◆ **What you will do**
Which of the lines in the data mention the string "Tuấn"? List them all.

[Data about app and page elements]
= Beginning of Section =

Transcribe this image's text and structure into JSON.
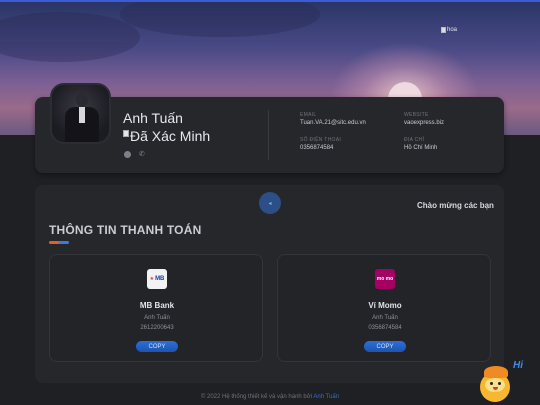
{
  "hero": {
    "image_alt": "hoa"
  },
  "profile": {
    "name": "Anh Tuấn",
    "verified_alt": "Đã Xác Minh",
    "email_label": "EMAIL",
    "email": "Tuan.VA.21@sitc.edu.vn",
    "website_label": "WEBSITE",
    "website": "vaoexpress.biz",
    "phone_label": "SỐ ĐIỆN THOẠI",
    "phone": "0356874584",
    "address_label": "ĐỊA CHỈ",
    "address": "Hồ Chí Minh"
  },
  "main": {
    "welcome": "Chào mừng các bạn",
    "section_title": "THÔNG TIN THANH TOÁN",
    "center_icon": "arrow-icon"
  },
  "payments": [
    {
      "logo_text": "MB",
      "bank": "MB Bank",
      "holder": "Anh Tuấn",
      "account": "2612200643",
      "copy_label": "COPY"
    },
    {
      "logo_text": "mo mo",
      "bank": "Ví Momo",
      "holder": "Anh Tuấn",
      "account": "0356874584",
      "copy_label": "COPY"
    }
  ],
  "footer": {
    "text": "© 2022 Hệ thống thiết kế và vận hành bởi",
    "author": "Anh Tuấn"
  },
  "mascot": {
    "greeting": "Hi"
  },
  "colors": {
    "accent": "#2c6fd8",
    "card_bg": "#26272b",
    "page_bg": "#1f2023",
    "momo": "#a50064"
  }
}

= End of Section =
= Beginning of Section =

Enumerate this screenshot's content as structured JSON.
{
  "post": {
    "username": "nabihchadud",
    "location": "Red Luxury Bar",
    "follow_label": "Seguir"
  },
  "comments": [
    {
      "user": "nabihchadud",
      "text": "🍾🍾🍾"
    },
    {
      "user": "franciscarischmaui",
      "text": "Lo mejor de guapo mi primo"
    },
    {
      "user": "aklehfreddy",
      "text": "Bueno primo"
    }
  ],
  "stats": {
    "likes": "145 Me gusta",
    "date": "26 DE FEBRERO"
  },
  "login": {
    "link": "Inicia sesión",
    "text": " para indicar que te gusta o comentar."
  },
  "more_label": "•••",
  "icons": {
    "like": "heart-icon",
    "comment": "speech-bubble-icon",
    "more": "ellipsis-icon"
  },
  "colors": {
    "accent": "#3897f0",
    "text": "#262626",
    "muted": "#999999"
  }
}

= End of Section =
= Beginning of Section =

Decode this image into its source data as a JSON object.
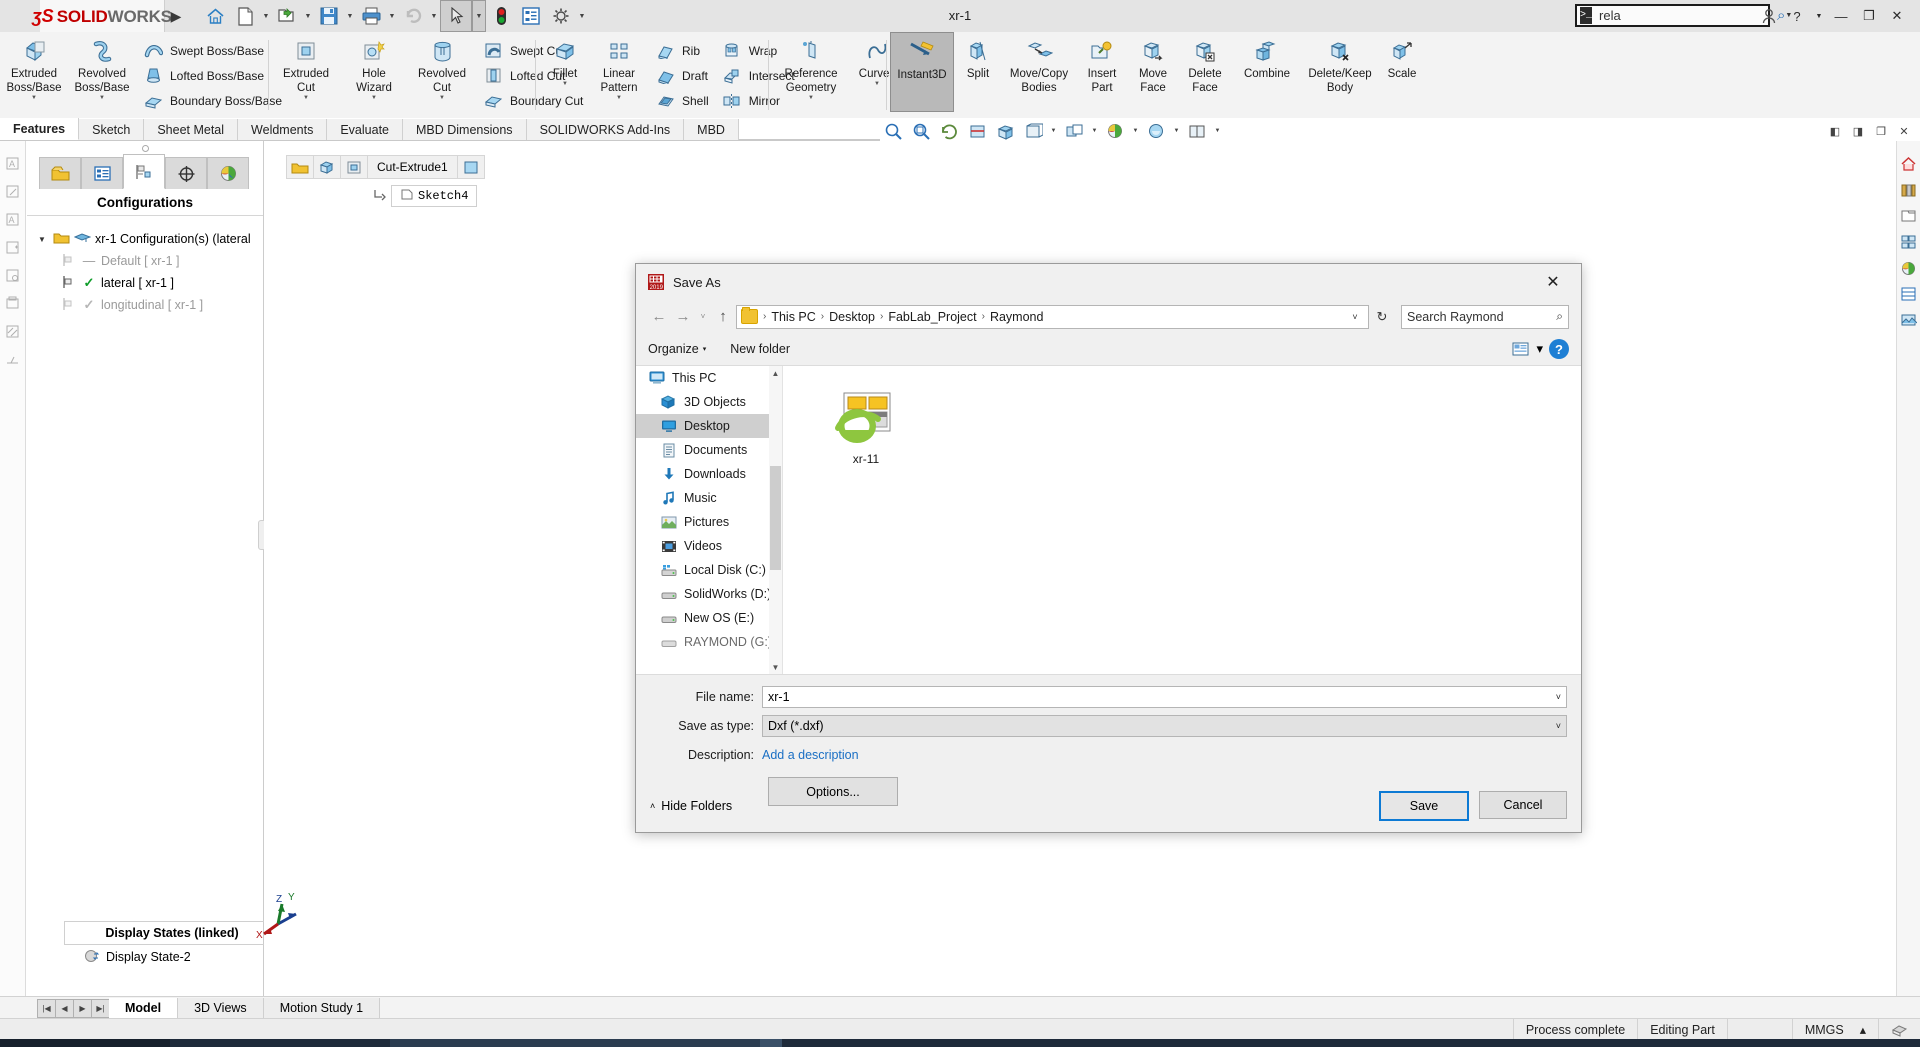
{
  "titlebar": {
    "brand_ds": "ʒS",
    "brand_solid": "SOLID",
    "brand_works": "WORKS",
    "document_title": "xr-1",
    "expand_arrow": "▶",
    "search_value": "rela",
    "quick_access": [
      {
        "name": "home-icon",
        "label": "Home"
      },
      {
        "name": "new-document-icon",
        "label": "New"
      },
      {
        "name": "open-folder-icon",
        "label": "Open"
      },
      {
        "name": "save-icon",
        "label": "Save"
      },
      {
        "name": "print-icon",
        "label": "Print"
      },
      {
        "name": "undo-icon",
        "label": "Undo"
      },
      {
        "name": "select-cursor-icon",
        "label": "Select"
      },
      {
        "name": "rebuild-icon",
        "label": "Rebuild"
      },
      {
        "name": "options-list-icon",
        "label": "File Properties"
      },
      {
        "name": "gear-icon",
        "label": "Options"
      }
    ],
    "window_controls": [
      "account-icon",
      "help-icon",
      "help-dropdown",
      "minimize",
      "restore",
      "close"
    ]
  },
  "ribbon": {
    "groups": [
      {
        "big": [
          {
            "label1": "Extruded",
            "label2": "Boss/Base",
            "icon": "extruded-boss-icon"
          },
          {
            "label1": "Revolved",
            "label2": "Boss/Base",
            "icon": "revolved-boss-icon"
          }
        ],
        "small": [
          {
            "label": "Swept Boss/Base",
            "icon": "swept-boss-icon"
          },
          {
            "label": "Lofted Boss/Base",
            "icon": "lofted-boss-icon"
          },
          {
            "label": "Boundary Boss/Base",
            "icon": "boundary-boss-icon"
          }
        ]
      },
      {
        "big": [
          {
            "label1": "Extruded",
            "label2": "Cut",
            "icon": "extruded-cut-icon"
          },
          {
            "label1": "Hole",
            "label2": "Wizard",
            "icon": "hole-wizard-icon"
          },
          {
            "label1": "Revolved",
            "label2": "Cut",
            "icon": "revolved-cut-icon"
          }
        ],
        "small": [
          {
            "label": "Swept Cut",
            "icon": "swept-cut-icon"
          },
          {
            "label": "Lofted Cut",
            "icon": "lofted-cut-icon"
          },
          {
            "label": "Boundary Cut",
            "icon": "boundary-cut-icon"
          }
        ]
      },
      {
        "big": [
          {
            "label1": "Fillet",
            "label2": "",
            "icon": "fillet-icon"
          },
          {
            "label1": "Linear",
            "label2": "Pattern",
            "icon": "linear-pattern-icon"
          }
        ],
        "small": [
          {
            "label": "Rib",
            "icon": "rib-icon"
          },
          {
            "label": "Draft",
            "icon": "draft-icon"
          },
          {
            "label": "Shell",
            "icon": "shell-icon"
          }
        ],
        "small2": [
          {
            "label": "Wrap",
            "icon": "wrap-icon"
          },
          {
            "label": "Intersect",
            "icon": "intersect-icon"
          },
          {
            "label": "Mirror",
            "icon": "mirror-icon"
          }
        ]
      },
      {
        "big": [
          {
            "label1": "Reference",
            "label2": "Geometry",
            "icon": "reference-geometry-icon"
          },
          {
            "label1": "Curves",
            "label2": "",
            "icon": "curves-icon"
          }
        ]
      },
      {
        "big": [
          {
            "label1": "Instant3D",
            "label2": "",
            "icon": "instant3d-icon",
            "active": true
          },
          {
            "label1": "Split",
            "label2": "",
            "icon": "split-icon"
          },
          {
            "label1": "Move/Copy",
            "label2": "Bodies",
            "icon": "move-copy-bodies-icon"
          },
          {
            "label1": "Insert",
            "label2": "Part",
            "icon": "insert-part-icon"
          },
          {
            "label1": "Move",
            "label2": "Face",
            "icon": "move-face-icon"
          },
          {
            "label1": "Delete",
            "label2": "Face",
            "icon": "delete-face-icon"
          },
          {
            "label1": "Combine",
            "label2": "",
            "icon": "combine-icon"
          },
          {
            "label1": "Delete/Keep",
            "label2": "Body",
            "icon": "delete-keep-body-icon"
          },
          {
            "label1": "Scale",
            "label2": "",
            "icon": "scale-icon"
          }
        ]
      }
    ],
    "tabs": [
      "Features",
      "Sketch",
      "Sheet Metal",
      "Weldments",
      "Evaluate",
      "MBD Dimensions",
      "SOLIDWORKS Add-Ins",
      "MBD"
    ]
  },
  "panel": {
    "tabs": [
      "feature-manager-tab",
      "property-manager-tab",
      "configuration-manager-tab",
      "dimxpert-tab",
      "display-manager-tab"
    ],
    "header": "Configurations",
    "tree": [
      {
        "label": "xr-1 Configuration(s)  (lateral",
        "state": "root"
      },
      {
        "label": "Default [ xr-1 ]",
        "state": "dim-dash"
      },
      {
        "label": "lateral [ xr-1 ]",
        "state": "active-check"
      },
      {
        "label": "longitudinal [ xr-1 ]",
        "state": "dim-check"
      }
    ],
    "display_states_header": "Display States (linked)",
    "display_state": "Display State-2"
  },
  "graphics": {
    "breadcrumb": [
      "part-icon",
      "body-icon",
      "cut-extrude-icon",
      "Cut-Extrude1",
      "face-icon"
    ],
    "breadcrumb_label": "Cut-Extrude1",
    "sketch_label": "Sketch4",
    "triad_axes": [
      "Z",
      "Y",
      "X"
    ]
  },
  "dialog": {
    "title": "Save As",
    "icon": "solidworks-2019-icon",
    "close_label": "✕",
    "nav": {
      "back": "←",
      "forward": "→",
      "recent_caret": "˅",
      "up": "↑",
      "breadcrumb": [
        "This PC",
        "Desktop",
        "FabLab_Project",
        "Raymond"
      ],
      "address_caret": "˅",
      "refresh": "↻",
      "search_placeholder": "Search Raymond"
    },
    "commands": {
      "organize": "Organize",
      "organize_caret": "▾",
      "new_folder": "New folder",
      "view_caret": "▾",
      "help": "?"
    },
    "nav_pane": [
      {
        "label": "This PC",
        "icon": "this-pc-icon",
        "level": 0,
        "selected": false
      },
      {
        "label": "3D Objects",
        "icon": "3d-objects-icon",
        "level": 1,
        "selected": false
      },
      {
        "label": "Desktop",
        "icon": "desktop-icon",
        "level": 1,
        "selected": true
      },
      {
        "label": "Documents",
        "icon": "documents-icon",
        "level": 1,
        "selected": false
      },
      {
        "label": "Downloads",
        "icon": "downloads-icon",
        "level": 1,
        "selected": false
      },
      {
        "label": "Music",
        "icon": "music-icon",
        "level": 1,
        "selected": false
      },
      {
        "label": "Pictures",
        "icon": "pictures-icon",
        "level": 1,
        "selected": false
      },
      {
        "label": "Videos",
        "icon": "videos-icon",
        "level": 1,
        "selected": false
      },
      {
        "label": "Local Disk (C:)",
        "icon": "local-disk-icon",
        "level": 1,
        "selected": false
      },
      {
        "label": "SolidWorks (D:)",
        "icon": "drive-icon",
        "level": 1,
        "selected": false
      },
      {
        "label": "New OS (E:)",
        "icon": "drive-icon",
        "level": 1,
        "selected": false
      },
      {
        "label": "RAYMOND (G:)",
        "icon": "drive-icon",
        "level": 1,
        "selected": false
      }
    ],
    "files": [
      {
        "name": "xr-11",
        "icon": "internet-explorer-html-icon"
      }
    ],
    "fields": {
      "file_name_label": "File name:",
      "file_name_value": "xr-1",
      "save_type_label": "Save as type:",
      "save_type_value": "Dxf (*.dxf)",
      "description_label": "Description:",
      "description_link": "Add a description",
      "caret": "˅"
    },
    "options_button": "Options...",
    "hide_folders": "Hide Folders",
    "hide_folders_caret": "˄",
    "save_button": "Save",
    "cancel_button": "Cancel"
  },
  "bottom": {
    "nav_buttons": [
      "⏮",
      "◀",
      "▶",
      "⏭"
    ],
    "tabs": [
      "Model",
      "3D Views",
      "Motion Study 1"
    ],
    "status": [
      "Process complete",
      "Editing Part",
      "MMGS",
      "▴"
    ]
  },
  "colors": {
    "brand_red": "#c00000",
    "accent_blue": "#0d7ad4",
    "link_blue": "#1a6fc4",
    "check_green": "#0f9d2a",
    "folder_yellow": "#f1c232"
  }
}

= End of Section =

◆ **Problem solution**
    "name": "Anh Tuấn",
      "holder": "Anh Tuấn",
      "holder": "Anh Tuấn",
    "author": "Anh Tuấn"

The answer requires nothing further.